Prompt - Pick each line containing "warning" out of the records.

------------

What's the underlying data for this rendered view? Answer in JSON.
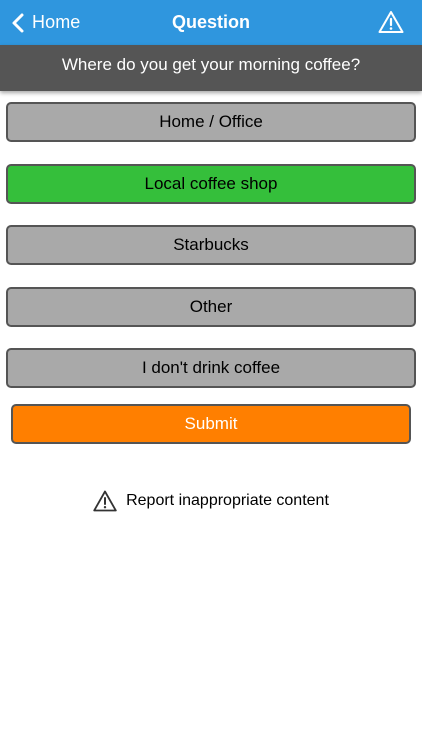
{
  "navbar": {
    "back_label": "Home",
    "title": "Question",
    "back_icon": "chevron-left-icon",
    "alert_icon": "warning-triangle-icon",
    "color": "#2f96de"
  },
  "question": {
    "text": "Where do you get your morning coffee?",
    "background": "#555555"
  },
  "options": [
    {
      "label": "Home / Office",
      "selected": false
    },
    {
      "label": "Local coffee shop",
      "selected": true
    },
    {
      "label": "Starbucks",
      "selected": false
    },
    {
      "label": "Other",
      "selected": false
    },
    {
      "label": "I don't drink coffee",
      "selected": false
    }
  ],
  "colors": {
    "option_default": "#a9a9a9",
    "option_selected": "#35bf3b",
    "submit": "#ff7f00"
  },
  "submit": {
    "label": "Submit"
  },
  "report": {
    "label": "Report inappropriate content",
    "icon": "warning-triangle-icon"
  }
}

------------

Written solution -
    "alert_icon": "warning-triangle-icon",
    "icon": "warning-triangle-icon"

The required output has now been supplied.